The Central America-4 (CA-4) Border Control Agreement is a treaty between the Central American nations of El Salvador, Guatemala, Honduras and Nicaragua that allows the free movement of citizens and foreigners (with a valid visa for one of those countries).
The ASEAN group of countries in South East Asia are working on a visa free system, although it is unclear if and when that may come into effect.
Some country's Customs control will require you to fill out a form stating such things as what goods you are planning to leave in the country or how much cash you are carrying.
- See also: Arriving by plane
The airside of an international airport is a no man's land, where arriving passengers don't need to pass Immigration or Customs; however, Security might be enforced. Only when exiting the airport, one must go through Immigration and Customs.
Some countries, such as the USA, charge for immigration control costs. For air travellers this may be hidden in the price of the ticket, but if you cross by car or on foot, you will have to pay directly. In some (particularly low income) countries you will have to pay a fee even if arriving or leaving by air and this fee isn't included in your ticket price or comes on top of the fees that are. Such fees or taxes are charged for a variety of purposes, including to cover administrative costs, for environmental reasons, to discourage air travel, or to raise general funds. At some borders these fees can be paid by any variety of means (either currency or even a third one as well as credit and debit cards) whereas others insist on it being paid in national currency and small change. Wikivoyage aims to cover these things in the get in sections of country articles and border destinations, but if you see something that we don't or that is out of date, plunge forward.
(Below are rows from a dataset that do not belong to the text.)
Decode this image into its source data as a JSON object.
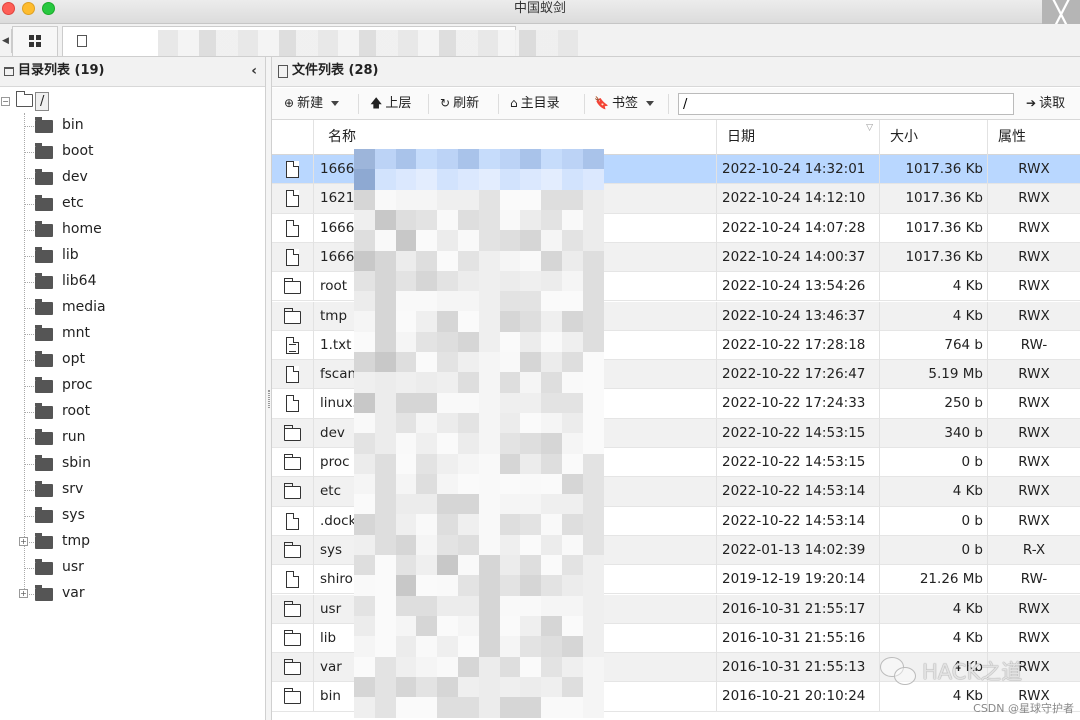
{
  "window": {
    "title": "中国蚁剑",
    "close_glyph": "╳"
  },
  "tabs": {
    "prev_arrow": "◀",
    "home_tab": "grid-icon",
    "file_tab": "file-icon"
  },
  "left_panel": {
    "title": "目录列表 (19)",
    "collapse_glyph": "‹",
    "root_label": "/",
    "root_expander": "−",
    "items": [
      {
        "name": "bin",
        "expandable": false
      },
      {
        "name": "boot",
        "expandable": false
      },
      {
        "name": "dev",
        "expandable": false
      },
      {
        "name": "etc",
        "expandable": false
      },
      {
        "name": "home",
        "expandable": false
      },
      {
        "name": "lib",
        "expandable": false
      },
      {
        "name": "lib64",
        "expandable": false
      },
      {
        "name": "media",
        "expandable": false
      },
      {
        "name": "mnt",
        "expandable": false
      },
      {
        "name": "opt",
        "expandable": false
      },
      {
        "name": "proc",
        "expandable": false
      },
      {
        "name": "root",
        "expandable": false
      },
      {
        "name": "run",
        "expandable": false
      },
      {
        "name": "sbin",
        "expandable": false
      },
      {
        "name": "srv",
        "expandable": false
      },
      {
        "name": "sys",
        "expandable": false
      },
      {
        "name": "tmp",
        "expandable": true
      },
      {
        "name": "usr",
        "expandable": false
      },
      {
        "name": "var",
        "expandable": true
      }
    ],
    "expander_plus": "+"
  },
  "right_panel": {
    "title": "文件列表 (28)",
    "toolbar": {
      "new_label": "新建",
      "up_label": "上层",
      "refresh_label": "刷新",
      "home_label": "主目录",
      "bookmark_label": "书签",
      "path_value": "/",
      "read_label": "读取",
      "icons": {
        "new": "⊕",
        "up": "🡅",
        "refresh": "↻",
        "home": "⌂",
        "bookmark": "🔖",
        "read": "➔"
      }
    },
    "columns": {
      "name": "名称",
      "date": "日期",
      "size": "大小",
      "attr": "属性",
      "sort_indicator": "▽"
    },
    "rows": [
      {
        "type": "file",
        "name": "1666",
        "date": "2022-10-24 14:32:01",
        "size": "1017.36 Kb",
        "attr": "RWX",
        "selected": true
      },
      {
        "type": "file",
        "name": "1621",
        "date": "2022-10-24 14:12:10",
        "size": "1017.36 Kb",
        "attr": "RWX"
      },
      {
        "type": "file",
        "name": "1666",
        "date": "2022-10-24 14:07:28",
        "size": "1017.36 Kb",
        "attr": "RWX"
      },
      {
        "type": "file",
        "name": "1666",
        "date": "2022-10-24 14:00:37",
        "size": "1017.36 Kb",
        "attr": "RWX"
      },
      {
        "type": "folder",
        "name": "root",
        "date": "2022-10-24 13:54:26",
        "size": "4 Kb",
        "attr": "RWX"
      },
      {
        "type": "folder",
        "name": "tmp",
        "date": "2022-10-24 13:46:37",
        "size": "4 Kb",
        "attr": "RWX"
      },
      {
        "type": "text",
        "name": "1.txt",
        "date": "2022-10-22 17:28:18",
        "size": "764 b",
        "attr": "RW-"
      },
      {
        "type": "file",
        "name": "fscan",
        "date": "2022-10-22 17:26:47",
        "size": "5.19 Mb",
        "attr": "RWX"
      },
      {
        "type": "file",
        "name": "linux5",
        "date": "2022-10-22 17:24:33",
        "size": "250 b",
        "attr": "RWX"
      },
      {
        "type": "folder",
        "name": "dev",
        "date": "2022-10-22 14:53:15",
        "size": "340 b",
        "attr": "RWX"
      },
      {
        "type": "folder",
        "name": "proc",
        "date": "2022-10-22 14:53:15",
        "size": "0 b",
        "attr": "RWX"
      },
      {
        "type": "folder",
        "name": "etc",
        "date": "2022-10-22 14:53:14",
        "size": "4 Kb",
        "attr": "RWX"
      },
      {
        "type": "file",
        "name": ".dock",
        "date": "2022-10-22 14:53:14",
        "size": "0 b",
        "attr": "RWX"
      },
      {
        "type": "folder",
        "name": "sys",
        "date": "2022-01-13 14:02:39",
        "size": "0 b",
        "attr": "R-X"
      },
      {
        "type": "file",
        "name": "shiro",
        "date": "2019-12-19 19:20:14",
        "size": "21.26 Mb",
        "attr": "RW-"
      },
      {
        "type": "folder",
        "name": "usr",
        "date": "2016-10-31 21:55:17",
        "size": "4 Kb",
        "attr": "RWX"
      },
      {
        "type": "folder",
        "name": "lib",
        "date": "2016-10-31 21:55:16",
        "size": "4 Kb",
        "attr": "RWX"
      },
      {
        "type": "folder",
        "name": "var",
        "date": "2016-10-31 21:55:13",
        "size": "4 Kb",
        "attr": "RWX"
      },
      {
        "type": "folder",
        "name": "bin",
        "date": "2016-10-21 20:10:24",
        "size": "4 Kb",
        "attr": "RWX"
      }
    ]
  },
  "overlay": {
    "watermark_text": "HACK之道",
    "credit_text": "CSDN @星球守护者"
  },
  "colors": {
    "selected_row": "#b9d7ff",
    "stripe_row": "#f1f1f1"
  }
}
- Carnet de passage
- Diplomatic missions
- Duty-free shopping
- Visa trouble
- Common scams#Border crossings